According to analysis by the Financial Times, global investment banks have paid $100 billion in US legal settlements since the financial crisis in 2008. Yet no senior executives of any bank have had criminal charges laid against them.
Our high school economics teacher once said: 'Boys, if you're thinking of going into the crime business, stick to the white collar stuff. They go easy on you.' He was spot on...more so than he would've thought at the time.
The regulators are not interested in criminal charges. They are not interested in deterring such behaviour. They are interested in taking a cut and allowing the game to proceed. It's a dirty racket and you're paying for it.
Take a look at Barclays' track record. The recent fine for gold fixing related to a period back in 2012, which came just days after the bank copped a record fine for manipulating the 'Libor' interest rate. Now, senior executives are under a probe by the UK's Serious Fraud Office for dodgy dealings in Qatar during 2008. How's the 'culture' at Barclays!
Don't expect any of this to stop. It's what happens in the latter stages of degenerate capitalism. Critics are quick to point out that capitalism is the problem. It's not.
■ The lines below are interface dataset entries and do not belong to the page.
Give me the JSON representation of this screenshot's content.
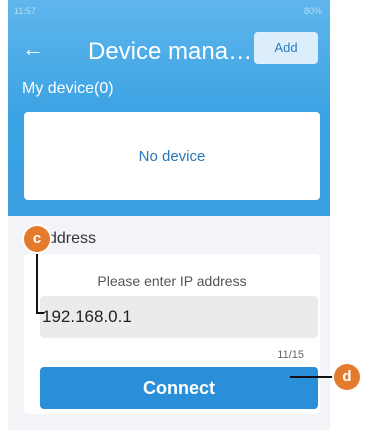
{
  "status_bar": {
    "time": "11:57",
    "right_info": "80%"
  },
  "header": {
    "title": "Device mana…",
    "add_label": "Add",
    "back_icon": "arrow-left-icon"
  },
  "devices": {
    "section_title": "My device(0)",
    "empty_text": "No device"
  },
  "address": {
    "label": "ddress",
    "hint": "Please enter IP address",
    "value": "192.168.0.1",
    "counter": "11/15"
  },
  "connect_label": "Connect",
  "callouts": {
    "c": "c",
    "d": "d"
  },
  "colors": {
    "accent": "#2a8fd9",
    "header_gradient_top": "#5fb6ec",
    "callout": "#e47a2b"
  }
}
The chief problem is the constant manipulation of the rate of interest. By holding rates for a prolonged period below the 'natural rate' (the free market rate where the needs of savers and investors are balanced out) you create distortions on such a grand scale there is practically no fix apart from a system bust up.
In the meantime, bankers behaving badly, and regulators taxing this behaviour (but not discouraging it) will continue. It will lead to greater resentment and class warfare. The likes of Thomas Piketty and his Marxist schemes of wealth re-distribution will gain traction, and real wealth will diminish further as the genuine producers are taxed out of existence.
Getting back to the gold fix, you could well be seeing the beginning of an end of an era in London. The Financial Review reports today that:
'China has approached foreign banks and gold producers to participate in a global gold exchange in Shanghai, people familiar with the matter said, as the world's top producer and importer of the metal seeks greater influence over pricing.
The Shanghai Gold Exchange (SGE) got the go ahead from the central bank last week to launch a global trading platform in the city's pilot free trade zone, a move that could challenge the dominance of New York and London in gold trade and pricing.'
That's a big call, and it will take some time. But if China can demonstrate a more transparent pricing process than London, it's on its way to usurping it as a major gold trading hub. The other major challenge for China is protecting private property rights.
Large holders of gold (think the Saudis) are happy leaving their gold in London because the UK is secure (it's an island and difficult to invade) and they know authorities won't confiscate their gold. It has a long history of protecting private property.
Would the Saudis feel as safe leaving their gold on the Chinese mainland? Not right now. But China can chip away at the UK's competitive advantage by enacting property rights laws and upholding them in all circumstances.
At the very least, China wants to develop an Asian trading hub for the precious metal as well as other commodities that it's a large consumer of. Wresting part of that role from London should improve pricing transparency and business. When it comes to trading hubs, liquidity begets liquidity and it could soon dominate the market, leaving London to become a deep storage unit for gold...not a very lucrative business.